If you have any further questions about the Analysis of Competing Hypotheses or this research you can contact me at email@example.com.
Appendix E: Post Experiment Questionnaires
Thanks for your participation! Please take a few moments to answer the following questions. Your feedback is greatly appreciated. Your response to these questions will NOT affect whether or not you receive extra credit. 1. How much time did you spend working on the assigned task (hours)?
Why did you agree to participate in the experiment? (extra credit, other, etc.)
Do you feel you understood the assigned task as explained at the instruction session?
Were you able to find adequate open source information about the topic?
Please rate the level of difficulty in finding open source information related to the topic: 1=Very difficult 5=Very Easy 1 2 3 4
Please provide any additional comments you may have about the Analysis of Competing Hypotheses, the assigned task, or any other part of this experiment.
Thanks for your participation! Please take a few moments to answer the following questions. Your feedback is greatly appreciated. Your response to these questions will NOT affect whether or not you receive extra credit. 1. How much time did you spend working on the assigned task (hours)?
Why did you agree to participate in the experiment? (extra credit, other)
Do you feel you understood the assigned task as explained at the instruction session?
Were you able to find adequate open source information about the topic?
Please rate the level of difficulty in finding open source information related to the topic: 1=Very difficult 5=Very Easy 1 2 3 4 5
How helpful was ACH in creating your final estimate?
Please rate your understanding of ACH before participating in this experiment: 1= No understanding of ACH 5=Very thorough understanding of ACH 1 2 3 4 5

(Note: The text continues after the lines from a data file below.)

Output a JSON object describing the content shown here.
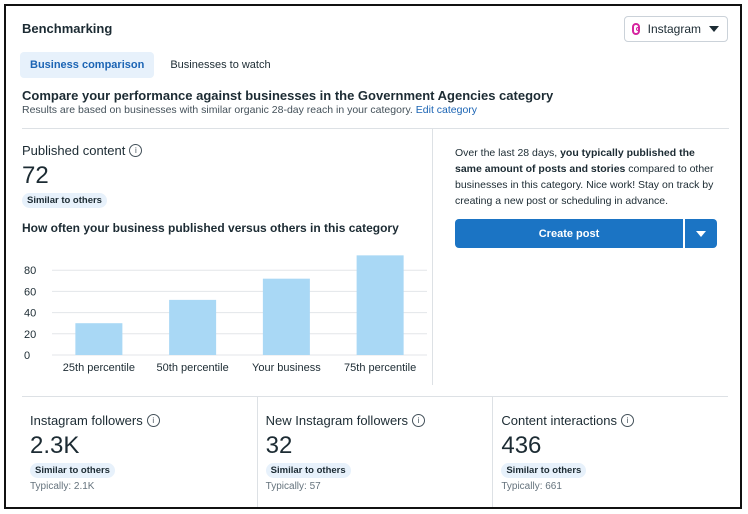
{
  "header": {
    "title": "Benchmarking",
    "platform": "Instagram"
  },
  "tabs": [
    "Business comparison",
    "Businesses to watch"
  ],
  "intro": {
    "headline": "Compare your performance against businesses in the Government Agencies category",
    "subtext": "Results are based on businesses with similar organic 28-day reach in your category.",
    "link": "Edit category"
  },
  "published": {
    "label": "Published content",
    "value": "72",
    "badge": "Similar to others",
    "chart_title": "How often your business published versus others in this category"
  },
  "insight": {
    "text_before": "Over the last 28 days,",
    "text_bold": "you typically published the same amount of posts and stories",
    "text_after": "compared to other businesses in this category. Nice work! Stay on track by creating a new post or scheduling in advance.",
    "button": "Create post"
  },
  "stats": [
    {
      "label": "Instagram followers",
      "value": "2.3K",
      "badge": "Similar to others",
      "typical": "Typically: 2.1K"
    },
    {
      "label": "New Instagram followers",
      "value": "32",
      "badge": "Similar to others",
      "typical": "Typically: 57"
    },
    {
      "label": "Content interactions",
      "value": "436",
      "badge": "Similar to others",
      "typical": "Typically: 661"
    }
  ],
  "colors": {
    "bar": "#a9d8f5",
    "accent": "#1b74c4"
  },
  "chart_data": {
    "type": "bar",
    "categories": [
      "25th percentile",
      "50th percentile",
      "Your business",
      "75th percentile"
    ],
    "values": [
      30,
      52,
      72,
      94
    ],
    "ylim": [
      0,
      100
    ],
    "yticks": [
      0,
      20,
      40,
      60,
      80
    ],
    "xlabel": "",
    "ylabel": ""
  }
}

Please rate your understanding of ACH after participating in this experiment: 1=No understanding of ACH 5=Very thorough understanding of ACH

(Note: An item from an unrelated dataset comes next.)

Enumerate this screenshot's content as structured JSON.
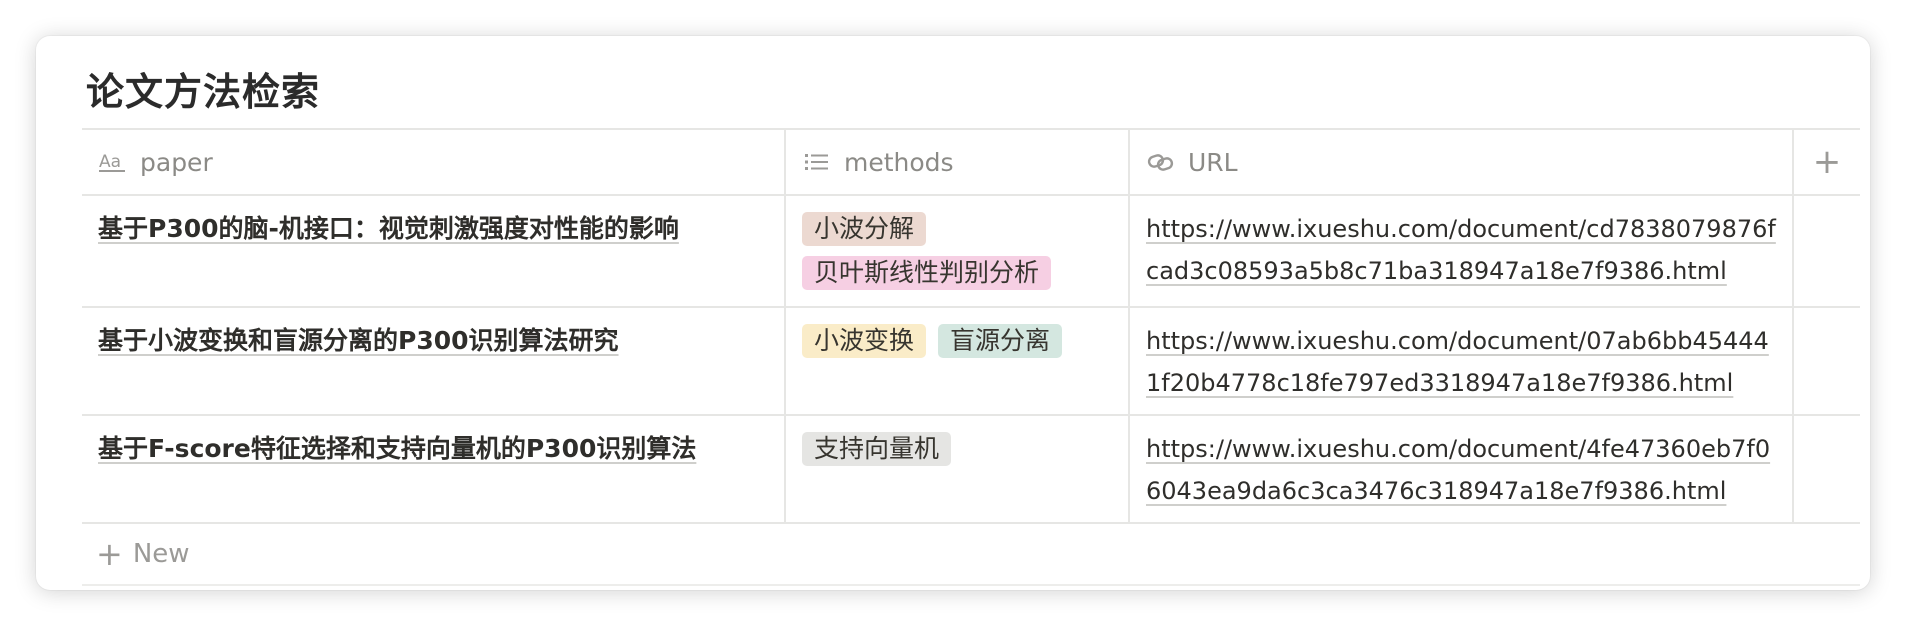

Please provide any additional comments you may have about the Analysis of Competing Hypotheses, the assigned task, or any other part of this experiment.
Appendix F: SPSS Testing Accuracy
Group Statistics Group Control Experimental N 38 30 Mean 1.3947 1.3000 Std. Deviation .49536 .46609 Std. Error Mean .08036 .08510
Independent Samples Test Levene's Test for Equality of Variances F Sig. Forecast Equal variances assumed Equal variances not assumed 2.625 .110 t-test for Equality of Means t df Sig. (2-tailed) .804 .809 66 63.934 .425 .421
Ranks Forecast Group Control Experimental Total N 15 11 26 Mean Rank 13.47 13.55 Sum of Ranks 202.00 149.00
b Test Statistics
Mann-Whitney U Wilcoxon W Z Asymp. Sig. (2-tailed) Exact Sig. [2*(1-tailed Sig.)]
Forecast 82.000 202.000 -.034 .973 1.000
Wilcoxon Rank Sum test value = -0.034, P-value = 0.973 is larger than ( = 0.05).
a. Not corrected for ties. b. Grouping Variable: Group
Mindsets – Republicans
Ranks Forecast Group Control Experimental Total N 23 19 42 Mean Rank 23.04 19.63 Sum of Ranks 530.00 373.00
a Test Statistics
Wilcoxon Rank Sum Forecast test value = Mann-Whitney U 183.000 -1.055, P-value = 0.291 is larger Wilcoxon W 373.000 than ( = 0.05).
Z Asymp. Sig. (2-tailed) -1.055 .291 a. Grouping Variable: Group
Group Statistics Group Control Experimental N 30 32 Mean 1.2000 1.9063 Std. Deviation .40684 .29614 Std. Error Mean .07428 .05235
Independent Samples Test Levene's Test for Equality of Variances F Sig. Confirmation Bias Equal variances assumed Equal variances not assumed 5.940 .018 t-test for Equality of Means df Sig. (2-tailed) 60 52.783 .000 .000